One suggestion provided by the Sefer Hachinuch, the medieval guide to the commandments, is that we should study the aggadah, the non-legal Jewish teachings such as parts of the Midrash and the Talmud: for by doing so, we will gain a greater recognition of God.
But this guidance highlights one of the greatest corruptions of Jewish education. Within the vast corpus of biblical and rabbinic literature, we find teachings that can be categorised into halachah and aggadah. Halachah deals with the law, whereas aggadah with the meaning of the law. As Abraham Joshua Heschel wrote, "Halachah without aggadah is dead, aggadah without halachah is wild."
Yet in almost every yeshivah and kollel, you will not find a trace of aggadah. These sections are often skipped over or at best rushed through, given that they do not provide guidelines about how the law should be followed.
However, such an attitude does great damage. In fact, it has been suggested that were our rabbis and dayanim to concern themselves with the meaning of the law (aggadah) as much as its application (halachah), more creative solutions to contemporary problems might be reached.
Through the command to cleave to God, the Torah emphasises that we have a duty to nurture our understanding of God. We should be concerned with fulfilling both the spirit of the law as well as the letter of the law.
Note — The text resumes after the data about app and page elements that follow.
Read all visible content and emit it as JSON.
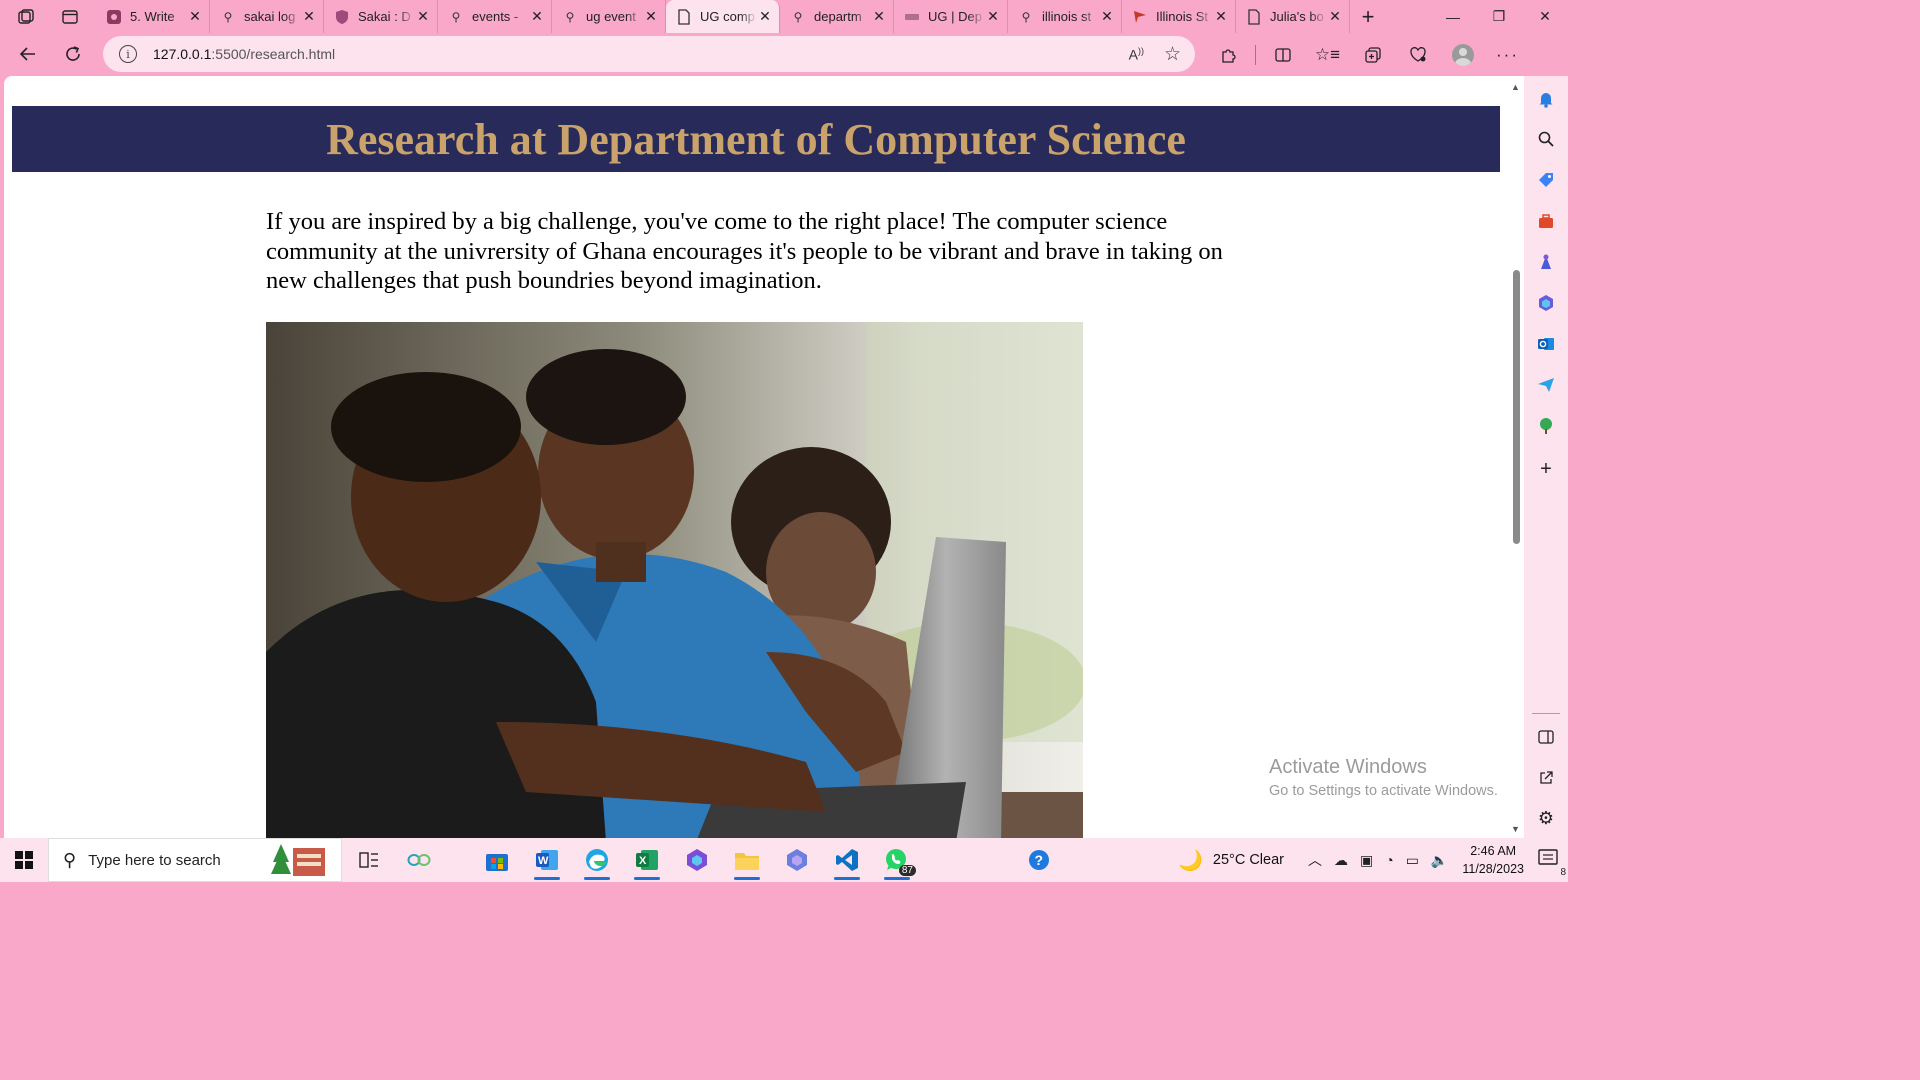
{
  "browser": {
    "tabs": [
      {
        "title": "5. Write",
        "icon": "app-icon"
      },
      {
        "title": "sakai log",
        "icon": "search-icon"
      },
      {
        "title": "Sakai : D",
        "icon": "shield-icon"
      },
      {
        "title": "events -",
        "icon": "search-icon"
      },
      {
        "title": "ug event",
        "icon": "search-icon"
      },
      {
        "title": "UG comp",
        "icon": "document-icon",
        "active": true
      },
      {
        "title": "departm",
        "icon": "search-icon"
      },
      {
        "title": "UG | Dep",
        "icon": "site-icon"
      },
      {
        "title": "illinois st",
        "icon": "search-icon"
      },
      {
        "title": "Illinois St",
        "icon": "site-icon"
      },
      {
        "title": "Julia's bo",
        "icon": "document-icon"
      }
    ],
    "url_host": "127.0.0.1",
    "url_path": ":5500/research.html"
  },
  "page": {
    "title": "Research at Department of Computer Science",
    "intro": "If you are inspired by a big challenge, you've come to the right place! The computer science community at the univrersity of Ghana encourages it's people to be vibrant and brave in taking on new challenges that push boundries beyond imagination.",
    "colors": {
      "header_bg": "#282a5a",
      "title": "#c9a36b"
    }
  },
  "watermark": {
    "title": "Activate Windows",
    "subtitle": "Go to Settings to activate Windows."
  },
  "taskbar": {
    "search_placeholder": "Type here to search",
    "whatsapp_badge": "87",
    "weather": "25°C  Clear",
    "time": "2:46 AM",
    "date": "11/28/2023",
    "notification_count": "8"
  }
}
Throughout history, we have had to contend with censors who sought to corrupt our sacred texts. Through ignoring the aggadah, we not only corrupt our own texts; we corrupt our understanding of God. It is Torah in its totality that enables us to cleave to God.